WHAT IS NEEDED: Copy the data below exactly, but not the pictures it contains.

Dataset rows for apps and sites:
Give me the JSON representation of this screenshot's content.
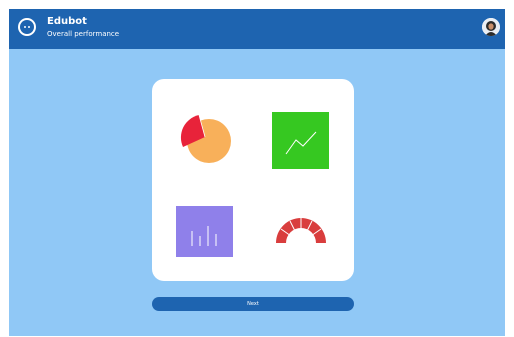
{
  "header": {
    "title": "Edubot",
    "subtitle": "Overall performance"
  },
  "icons": {
    "logo": "edubot-logo-icon",
    "avatar": "user-avatar",
    "pie": "pie-chart-icon",
    "line": "line-chart-icon",
    "bar": "bar-chart-icon",
    "gauge": "gauge-icon"
  },
  "colors": {
    "header": "#1e64b0",
    "background": "#90c8f6",
    "pie_main": "#f8b05a",
    "pie_slice": "#e8233a",
    "line_tile": "#36c821",
    "bar_tile": "#8f80ea",
    "gauge": "#d93d3d"
  },
  "actions": {
    "next_label": "Next"
  }
}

SOLUTION FOR THIS TASK:
Give me the JSON representation of this screenshot's content.
{
  "header": {
    "title": "Edubot",
    "subtitle": "Overall performance"
  },
  "icons": {
    "logo": "edubot-logo-icon",
    "avatar": "user-avatar",
    "pie": "pie-chart-icon",
    "line": "line-chart-icon",
    "bar": "bar-chart-icon",
    "gauge": "gauge-icon"
  },
  "colors": {
    "header": "#1e64b0",
    "background": "#90c8f6",
    "pie_main": "#f8b05a",
    "pie_slice": "#e8233a",
    "line_tile": "#36c821",
    "bar_tile": "#8f80ea",
    "gauge": "#d93d3d"
  },
  "actions": {
    "next_label": "Next"
  }
}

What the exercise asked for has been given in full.